Church is not a one man or one woman job! It can’t be mostly because God says that no flesh should glory in His presence. If we could successfully build a flourishing church on our own then it is quite likely that we would become proud and even arrogant. God made us relational and dependant on each other in order to do His will. Eric and I realised this right from the start, we knew we could not pull it off on our own and so we got stuck into recruiting team members right from the word ‘go’!
Before even thinking about planting a church, I would highly recommend building a team that will work with you and support you no matter what! It’s not about quantity but about quality. A small team with the right heart will do so much more than a large team with a bad attitude. Sounds easy doesn’t it, but I can assure you that finding people with a great heart that will just shut up and get on with it is not easy!
Our team started way back in 2006 without us even realising it. They were at our home weekly, doing life with us more than with their own parents. Little did we realise that all the seeds we were sowing were going to produce the future leaders of our church, the church that we never even knew we were going to plant! It’s a valuable lesson to learn, you just never know what God is planning for the future, so do everything to the best of your ability.
At first we tried to lead the church without giving anyone a title. We did this to try and avoid unnecessary arrogance and to avoid people who were looking for a title in our church, but in the end for various reasons, we allocated titles and job descriptions.
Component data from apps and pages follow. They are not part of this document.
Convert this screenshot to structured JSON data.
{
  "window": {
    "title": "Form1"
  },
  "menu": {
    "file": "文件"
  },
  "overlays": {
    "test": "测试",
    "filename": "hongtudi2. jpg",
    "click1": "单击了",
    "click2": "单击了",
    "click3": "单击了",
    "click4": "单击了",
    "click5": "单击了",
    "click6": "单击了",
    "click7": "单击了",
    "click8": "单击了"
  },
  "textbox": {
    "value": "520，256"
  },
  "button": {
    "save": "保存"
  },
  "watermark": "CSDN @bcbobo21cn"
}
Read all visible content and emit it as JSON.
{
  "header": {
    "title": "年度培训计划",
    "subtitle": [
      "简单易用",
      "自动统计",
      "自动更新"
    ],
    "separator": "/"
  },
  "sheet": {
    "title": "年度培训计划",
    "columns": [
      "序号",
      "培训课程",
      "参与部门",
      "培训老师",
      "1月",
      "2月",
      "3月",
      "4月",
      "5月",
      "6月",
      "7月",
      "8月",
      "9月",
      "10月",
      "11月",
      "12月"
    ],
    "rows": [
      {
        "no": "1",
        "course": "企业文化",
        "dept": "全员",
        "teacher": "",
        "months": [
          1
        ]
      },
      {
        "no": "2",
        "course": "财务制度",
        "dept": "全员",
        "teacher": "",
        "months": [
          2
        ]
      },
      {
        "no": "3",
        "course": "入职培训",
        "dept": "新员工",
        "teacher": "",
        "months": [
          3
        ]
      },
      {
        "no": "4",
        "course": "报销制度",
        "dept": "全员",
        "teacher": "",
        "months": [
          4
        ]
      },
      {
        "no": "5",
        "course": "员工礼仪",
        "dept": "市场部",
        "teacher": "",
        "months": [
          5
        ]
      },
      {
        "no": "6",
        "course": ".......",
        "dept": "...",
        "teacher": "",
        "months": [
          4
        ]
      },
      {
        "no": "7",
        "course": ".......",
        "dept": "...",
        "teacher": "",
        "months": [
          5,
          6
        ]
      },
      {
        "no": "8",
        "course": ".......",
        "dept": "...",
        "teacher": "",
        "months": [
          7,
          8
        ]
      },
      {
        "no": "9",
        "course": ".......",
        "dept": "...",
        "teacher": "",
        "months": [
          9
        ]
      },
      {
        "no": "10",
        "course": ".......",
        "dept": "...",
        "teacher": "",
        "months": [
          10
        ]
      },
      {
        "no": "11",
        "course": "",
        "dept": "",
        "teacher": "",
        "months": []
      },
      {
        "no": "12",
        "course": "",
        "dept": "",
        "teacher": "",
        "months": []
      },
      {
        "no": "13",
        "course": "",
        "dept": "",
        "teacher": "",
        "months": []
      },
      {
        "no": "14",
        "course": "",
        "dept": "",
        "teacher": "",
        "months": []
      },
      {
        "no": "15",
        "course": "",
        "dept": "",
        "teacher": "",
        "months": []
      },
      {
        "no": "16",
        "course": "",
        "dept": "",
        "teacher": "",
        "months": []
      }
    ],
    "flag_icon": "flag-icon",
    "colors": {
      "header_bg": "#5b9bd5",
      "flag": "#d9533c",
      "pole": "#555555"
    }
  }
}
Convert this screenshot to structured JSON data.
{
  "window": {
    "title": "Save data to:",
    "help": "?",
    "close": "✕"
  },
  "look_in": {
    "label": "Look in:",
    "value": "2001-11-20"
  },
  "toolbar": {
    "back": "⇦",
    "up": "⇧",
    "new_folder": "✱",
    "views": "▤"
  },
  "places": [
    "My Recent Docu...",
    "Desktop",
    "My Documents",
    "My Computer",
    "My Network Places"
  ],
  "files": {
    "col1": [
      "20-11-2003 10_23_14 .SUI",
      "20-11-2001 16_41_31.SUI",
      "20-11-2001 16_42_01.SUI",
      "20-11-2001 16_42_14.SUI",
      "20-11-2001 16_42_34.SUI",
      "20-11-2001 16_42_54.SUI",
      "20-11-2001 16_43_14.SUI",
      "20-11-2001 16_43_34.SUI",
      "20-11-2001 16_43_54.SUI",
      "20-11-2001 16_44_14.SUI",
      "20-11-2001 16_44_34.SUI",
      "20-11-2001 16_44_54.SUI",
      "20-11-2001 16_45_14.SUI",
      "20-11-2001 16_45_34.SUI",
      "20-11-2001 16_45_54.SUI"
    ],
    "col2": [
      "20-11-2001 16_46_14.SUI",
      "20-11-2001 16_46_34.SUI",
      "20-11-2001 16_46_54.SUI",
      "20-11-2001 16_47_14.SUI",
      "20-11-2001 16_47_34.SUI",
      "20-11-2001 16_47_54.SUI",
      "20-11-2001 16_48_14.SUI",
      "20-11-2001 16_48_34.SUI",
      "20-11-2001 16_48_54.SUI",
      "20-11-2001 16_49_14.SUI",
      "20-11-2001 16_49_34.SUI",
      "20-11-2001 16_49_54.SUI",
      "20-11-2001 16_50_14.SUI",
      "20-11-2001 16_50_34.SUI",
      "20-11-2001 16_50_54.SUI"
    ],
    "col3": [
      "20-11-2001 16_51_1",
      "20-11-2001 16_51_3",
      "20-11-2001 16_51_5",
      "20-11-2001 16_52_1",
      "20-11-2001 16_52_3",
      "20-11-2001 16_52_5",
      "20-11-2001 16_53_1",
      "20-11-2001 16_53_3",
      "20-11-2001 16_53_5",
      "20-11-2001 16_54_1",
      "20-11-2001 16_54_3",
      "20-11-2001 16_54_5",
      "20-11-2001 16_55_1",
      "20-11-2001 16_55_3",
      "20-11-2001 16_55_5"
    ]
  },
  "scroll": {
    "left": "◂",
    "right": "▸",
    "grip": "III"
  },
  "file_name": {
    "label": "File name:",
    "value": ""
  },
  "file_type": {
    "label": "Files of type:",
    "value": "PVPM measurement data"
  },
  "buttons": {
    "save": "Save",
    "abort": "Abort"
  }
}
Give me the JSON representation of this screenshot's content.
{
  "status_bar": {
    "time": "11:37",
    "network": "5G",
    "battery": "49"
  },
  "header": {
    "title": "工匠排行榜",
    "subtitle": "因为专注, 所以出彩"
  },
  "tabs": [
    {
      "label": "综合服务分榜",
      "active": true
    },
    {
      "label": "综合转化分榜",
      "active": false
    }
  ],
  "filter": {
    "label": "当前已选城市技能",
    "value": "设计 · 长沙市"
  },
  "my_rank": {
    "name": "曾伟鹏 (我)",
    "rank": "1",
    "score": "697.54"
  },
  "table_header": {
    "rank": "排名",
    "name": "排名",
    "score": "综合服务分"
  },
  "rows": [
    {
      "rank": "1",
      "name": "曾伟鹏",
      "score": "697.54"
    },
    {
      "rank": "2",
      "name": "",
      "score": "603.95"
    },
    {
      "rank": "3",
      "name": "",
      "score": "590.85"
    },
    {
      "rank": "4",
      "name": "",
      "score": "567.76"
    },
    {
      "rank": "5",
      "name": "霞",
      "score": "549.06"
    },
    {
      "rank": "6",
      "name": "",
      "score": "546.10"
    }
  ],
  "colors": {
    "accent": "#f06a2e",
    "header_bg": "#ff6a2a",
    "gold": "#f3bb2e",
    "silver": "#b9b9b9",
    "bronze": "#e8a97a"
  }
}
Titles were more practical and clearly defined roles helped those serving to understand what was expected of them. Despite having a clear structure and detailed job descriptions for each role, we still held back for quite some time before appointing people to these roles. We had been burned by appointing the wrong people to lead when we first started the church and so we intended to be very careful before trusting people with our church again.
Paul gave Timothy some great advice when appointing leaders in church. Firstly he cautioned Timothy that a leader should not be a novice, lest being puffed up with pride he fall into the same condemnation as the devil. Since our church consisted mainly of new Christians it was difficult to find suitable leaders. It was also difficult to remember that they were new Christians because very often I would see their potential and quickly forget their lack of maturity. Many times I would have to force myself to remember that they simply lacked the years that were required to give them the maturity that they needed to lead.
True leaders will lead with or without a title! A title is of no consequence to them and we were quickly able to identify which people were truly passionate about leading. The other bit of very helpful advice that Paul gave Timothy was not to lay hands on anyone hastily and this was something that we adhered to. And so our structure was agreed and some people were placed in boxes to test them out but no one was officially appointed leader for quite some time.
We decided that we needed a Senior Pastor and four assistant pastors – a Youth Pastor to care for under- twenties, a Community Pastor to take care of people and our community, a Creative Pastor to focus on the creative side of church and an Executive Pastor to handle the strategy and administration of the church. We allocated each pastor with three teams to manage.
Eric and I led together as Senior Pastors and I took on an additional role as Executive Pastor as I had a good, strong background in this area. At first our team consisted of Eric, Dave and I along with a bunch of teenagers who were aged from fourteen to seventeen years old. As you can probably guess we were criticised! Some people who came to our church wondered why they, much older that seventeen, were not invited into our leadership team. Those who had been Christians for many years, some even having been to Bible School, wondered why they were not invited into the leadership team.
We were mocked, ridiculed and even had negative comments in the newspaper about our church. Eric and I never doubted the team we had chosen. They had faithfully served right from the beginning, in the days when we were a youth group, in the days where there was no title or prestige, just plain hard work. We knew their heart to serve and we had a special relationship with them. Age was not a deciding factor when choosing our core team and neither was education. A simple, proven passion for Jesus and His church and a willingness to do whatever it takes to build the church was all that was required along with a commitment to serve the leadership and vision of D7 Church one hundred percent.
Needless to say, all the people that criticised and complained stayed for a short time and then left to go to another church. It was usually the ‘old Christians’ that had the most to say, did the least work and criticised the most. It was also the ‘old Christians’ that didn’t agree with how we did things and left our church for greener pastures. However, it was that group of amazing teenagers that were always the first to pitch up at every single meeting, they were the first to roll up their sleeves and get on with the work come rain or shine and they were always the last people to complain.
This is a chapter snippet from The Tale of a Church Planter, find out more about how we set up the teams and how we grew together as a team by buying a copy of our book here. More info on our adventures here.